DOUGLAS, Scotland — The United States is the leader in global imports of commercial and industrial air conditioning, heating, and refrigeration equipment, accounting for a 15 percent share (based on U.S. dollars), according to a new report from IndexBox Marketing. The U.S. was followed by Germany (7 percent) and China (7 percent). In 2015, U.S. imports of air conditioning, heating, and refrigeration equipment totaled $15.44 billion, which was $204 million (1 percent) higher than the year before.
From 2007 to 2015, U.S. imports showed mixed dynamics. A significant drop in 2009 was followed by steady growth over the next six years, with a deceleration in 2015. There was an annual increase of 11.7 percent throughout the period, since imports started an upward trend.
In 2011, U.S. imports of commercial and industrial air conditioning, heating, and refrigeration equipment surpassed the pre-recession level of 2007.
With imports growing rapidly in recent years, the U.S. continues to be one of the biggest markets for global exporters.
Mexico, China, and Japan were the main suppliers of commercial and industrial air conditioning, heating, and refrigeration equipment into the U.S., with a combined share of 69 percent of total U.S. imports in 2015. Mexico was the fastest growing supplier (8.6 percent per year) from 2007 to 2015, while imports from China and Japan grew by 5.8 percent per year and 4.1 percent per year, respectively. Mexico significantly strengthened its position in the U.S. import structure, from 28 percent in 2007 to 36 percent in 2015. The shares of other major supplying countries remained relatively stable over the same period.
From 2007 to 2015, the U.S. was a net importer of commercial and industrial air conditioning, heating, and refrigeration equipment.

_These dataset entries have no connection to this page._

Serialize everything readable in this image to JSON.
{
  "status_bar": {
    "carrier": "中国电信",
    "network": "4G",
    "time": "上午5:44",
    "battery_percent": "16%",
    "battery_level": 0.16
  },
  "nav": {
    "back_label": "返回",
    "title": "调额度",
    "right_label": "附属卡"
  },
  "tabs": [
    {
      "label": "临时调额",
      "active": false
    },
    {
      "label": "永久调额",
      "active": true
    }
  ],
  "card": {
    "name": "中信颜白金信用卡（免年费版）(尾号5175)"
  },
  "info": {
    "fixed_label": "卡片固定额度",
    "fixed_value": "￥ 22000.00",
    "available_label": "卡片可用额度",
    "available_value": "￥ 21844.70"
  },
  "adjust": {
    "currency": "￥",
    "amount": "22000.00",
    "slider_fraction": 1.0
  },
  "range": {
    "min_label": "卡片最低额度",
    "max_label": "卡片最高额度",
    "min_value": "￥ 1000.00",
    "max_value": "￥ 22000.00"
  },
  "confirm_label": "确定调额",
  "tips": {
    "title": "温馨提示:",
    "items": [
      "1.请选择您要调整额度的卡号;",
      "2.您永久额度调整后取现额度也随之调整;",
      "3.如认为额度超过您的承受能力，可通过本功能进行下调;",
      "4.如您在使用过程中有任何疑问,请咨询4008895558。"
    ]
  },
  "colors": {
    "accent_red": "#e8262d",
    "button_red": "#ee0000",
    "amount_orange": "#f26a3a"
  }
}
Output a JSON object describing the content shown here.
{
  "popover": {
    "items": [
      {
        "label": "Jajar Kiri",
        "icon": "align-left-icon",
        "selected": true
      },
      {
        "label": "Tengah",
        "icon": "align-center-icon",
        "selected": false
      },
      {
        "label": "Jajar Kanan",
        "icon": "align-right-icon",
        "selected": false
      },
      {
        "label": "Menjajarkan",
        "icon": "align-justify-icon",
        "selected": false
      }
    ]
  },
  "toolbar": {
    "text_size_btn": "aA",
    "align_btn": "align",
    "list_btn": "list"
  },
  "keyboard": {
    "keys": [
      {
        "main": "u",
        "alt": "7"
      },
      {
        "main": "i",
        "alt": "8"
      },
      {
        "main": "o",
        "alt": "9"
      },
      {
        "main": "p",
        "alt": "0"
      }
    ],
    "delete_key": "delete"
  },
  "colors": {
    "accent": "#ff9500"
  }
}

Moreover, imports grew at a faster average rate than exports over the period under review.
After several fluctuations, the U.S. trade deficit in this sector worsened over the period under review, growing from $2.35 billion in 2007 to $5.52 billion in 2015. The negative trend accelerated sharply in 2014, following rising imports.
More information is available here.
Publication date: 7/1/2016